Input data:

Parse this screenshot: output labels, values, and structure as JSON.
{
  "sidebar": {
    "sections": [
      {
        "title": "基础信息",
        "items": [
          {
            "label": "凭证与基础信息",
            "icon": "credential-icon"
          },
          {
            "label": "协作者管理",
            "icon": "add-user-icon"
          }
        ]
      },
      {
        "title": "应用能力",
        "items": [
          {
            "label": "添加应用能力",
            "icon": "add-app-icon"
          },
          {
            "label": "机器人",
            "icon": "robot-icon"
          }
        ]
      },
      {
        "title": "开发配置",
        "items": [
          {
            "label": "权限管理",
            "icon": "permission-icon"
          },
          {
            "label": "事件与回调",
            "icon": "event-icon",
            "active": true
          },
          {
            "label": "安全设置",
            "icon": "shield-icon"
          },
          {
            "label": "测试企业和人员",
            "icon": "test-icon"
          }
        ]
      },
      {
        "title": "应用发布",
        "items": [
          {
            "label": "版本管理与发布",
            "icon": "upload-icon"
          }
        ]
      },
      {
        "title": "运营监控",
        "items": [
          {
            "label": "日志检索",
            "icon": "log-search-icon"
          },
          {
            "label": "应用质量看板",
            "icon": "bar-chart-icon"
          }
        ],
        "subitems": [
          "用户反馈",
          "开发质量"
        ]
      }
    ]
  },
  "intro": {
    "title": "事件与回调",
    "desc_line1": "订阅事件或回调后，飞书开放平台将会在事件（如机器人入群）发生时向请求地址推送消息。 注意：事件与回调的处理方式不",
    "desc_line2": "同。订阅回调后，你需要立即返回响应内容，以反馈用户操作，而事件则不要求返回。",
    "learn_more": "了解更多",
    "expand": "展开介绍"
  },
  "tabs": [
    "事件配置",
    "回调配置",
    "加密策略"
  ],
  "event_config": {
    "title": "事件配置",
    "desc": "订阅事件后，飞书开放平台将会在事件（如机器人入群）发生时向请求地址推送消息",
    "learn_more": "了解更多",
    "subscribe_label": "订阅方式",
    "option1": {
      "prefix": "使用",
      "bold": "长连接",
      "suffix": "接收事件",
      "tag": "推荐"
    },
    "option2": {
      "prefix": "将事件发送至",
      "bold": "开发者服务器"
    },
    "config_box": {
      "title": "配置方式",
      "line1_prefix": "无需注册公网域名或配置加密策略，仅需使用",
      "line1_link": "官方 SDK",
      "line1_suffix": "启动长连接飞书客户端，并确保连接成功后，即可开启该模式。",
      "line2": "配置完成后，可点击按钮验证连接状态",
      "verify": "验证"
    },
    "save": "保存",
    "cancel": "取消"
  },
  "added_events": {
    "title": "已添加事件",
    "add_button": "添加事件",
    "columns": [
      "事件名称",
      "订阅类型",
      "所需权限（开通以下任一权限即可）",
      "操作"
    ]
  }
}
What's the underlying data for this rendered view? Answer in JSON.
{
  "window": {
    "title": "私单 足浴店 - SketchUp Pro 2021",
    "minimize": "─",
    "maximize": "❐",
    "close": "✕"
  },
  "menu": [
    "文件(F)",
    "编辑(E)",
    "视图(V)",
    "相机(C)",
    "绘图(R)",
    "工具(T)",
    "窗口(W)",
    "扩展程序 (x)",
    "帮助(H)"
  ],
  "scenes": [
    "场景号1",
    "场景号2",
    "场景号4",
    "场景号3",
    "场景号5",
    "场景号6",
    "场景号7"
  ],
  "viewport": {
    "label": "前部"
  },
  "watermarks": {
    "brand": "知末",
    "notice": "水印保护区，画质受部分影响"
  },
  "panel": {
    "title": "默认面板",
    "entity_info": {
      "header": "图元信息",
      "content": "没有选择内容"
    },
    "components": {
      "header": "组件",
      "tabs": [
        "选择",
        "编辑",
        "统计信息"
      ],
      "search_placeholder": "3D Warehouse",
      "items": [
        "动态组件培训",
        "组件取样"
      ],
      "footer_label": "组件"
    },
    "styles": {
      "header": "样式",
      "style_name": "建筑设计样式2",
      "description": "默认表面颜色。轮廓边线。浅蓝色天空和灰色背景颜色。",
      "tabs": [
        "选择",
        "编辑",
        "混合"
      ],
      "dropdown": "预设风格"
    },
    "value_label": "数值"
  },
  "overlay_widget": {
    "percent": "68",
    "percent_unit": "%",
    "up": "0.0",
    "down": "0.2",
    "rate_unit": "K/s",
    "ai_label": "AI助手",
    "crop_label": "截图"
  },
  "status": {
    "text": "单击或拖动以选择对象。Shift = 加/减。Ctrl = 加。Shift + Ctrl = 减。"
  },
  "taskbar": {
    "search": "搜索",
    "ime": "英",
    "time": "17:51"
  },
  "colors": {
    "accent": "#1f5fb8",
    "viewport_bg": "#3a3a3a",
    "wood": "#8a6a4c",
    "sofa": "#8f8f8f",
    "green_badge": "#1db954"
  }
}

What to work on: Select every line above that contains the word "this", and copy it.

Task answer:
Parse this screenshot: output labels, values, and structure as JSON.
What's the underlying data for this rendered view? Answer in JSON.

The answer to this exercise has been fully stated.